Tuesday, May 10, 2011

i cannot hide my monster side

How nasty will they get?

"We are a Maori party, they are not a Maori party," Dr Sharples said. "They seem to represent the unions and various other groups ... we're not left, we're not right. we're Maori."

Yesterday, Mrs Turia said Mr Harawira would be an odd choice to represent the interests of the left. "The Greens do that extremely well in Parliament right now, and I can't see how someone who has never represented those interests ever in his lifetime is now going to pick up on those interests and represent them here."
 Get that Hone - sharples and turia say you don't lead a party interested in maori and you have never represented the interests of the Left - oh you are so bad! That is all the maori party have - insults  - because when their record is analysed the truth is there  - they have not listened to their people and they have sold their credibility out for baubles. They have solidified that Māori have lessor rights than others and they HAVE NOT LISTENED TO THE PEOPLE as they promised to do.

Notwithstanding that let's see what they can do and how low they can go - Mana will sort it out.


Country Lane said...
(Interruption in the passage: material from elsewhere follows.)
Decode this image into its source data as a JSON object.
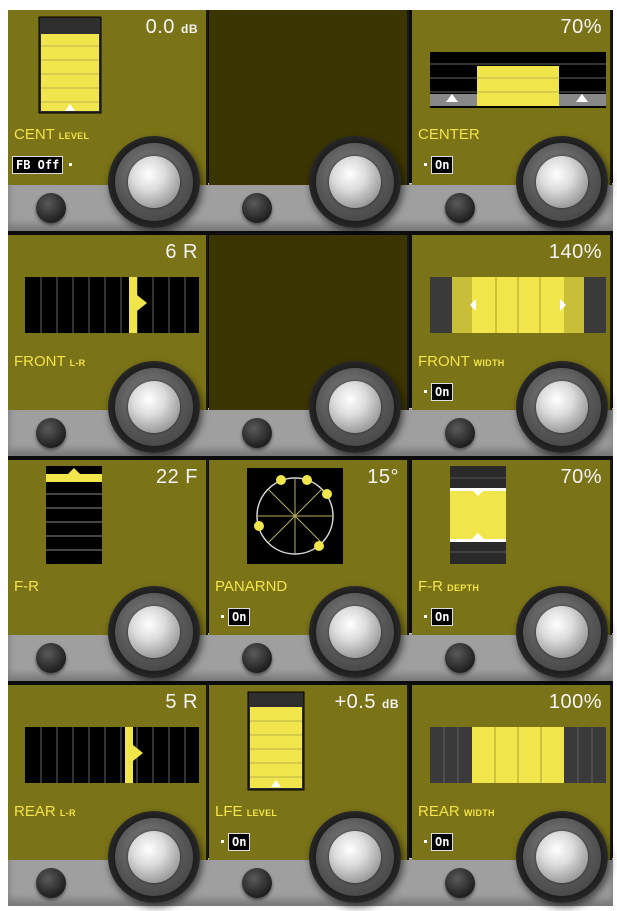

Turia and Sharples are now fighting for their political lives.
Turia's crocodile tears over the abuse she got from the Harawiras at the hui disgusted me.
She's one of the biggest bullies in the playground and now she's getting it back. I am sad to say it but I'm looking forward to her political demise.

Anonymous said...

Sharples is clueless:

this is a good detailed academic look at this Mana Party and maori leftviews, and what the Mana Party means for Aotearoa -

http://links.org.au/node/2303 Aotearoa/New Zealand: A new working-class, pro-Maori political voice

The founding conference was held on April 29 with more than 500 people answering the call issued only a couple of weeks before by Hone Harawira, the elected MP for Te Tai Tokerau – a Maori electorate that covers the top third of the North Island, starting in the north and west of Auckland.

Hone Harawira had been elected as a representative of the Maori Party in 2005. At the Mana Party conference he announced he was resigning his seat in parliament and standing again in the resulting by-election to seek a new mandate as leader of a new movement in New Zealand politics.

An online poll in the NZ Herald of 30,000 readers had 8% saying they would vote for the Mana Party.

Te Mana Party knows where it stands, it seems it is Labour and the Maori Party that are unclear about their values.

I Imagine that Te Mana and the Green Party o Aotearoa will begin to forge a third bloc, and Labour will begin to reassess where it stands on certain policies and commitments.

Perhaps Sharples will be gone in a few months. Brash will be hoping the Maori Party does not find a new direction. National will be hopping Aotearoa does not mobalise this year.

Privatisation and the cost of living will never be far from the surface as the election commences.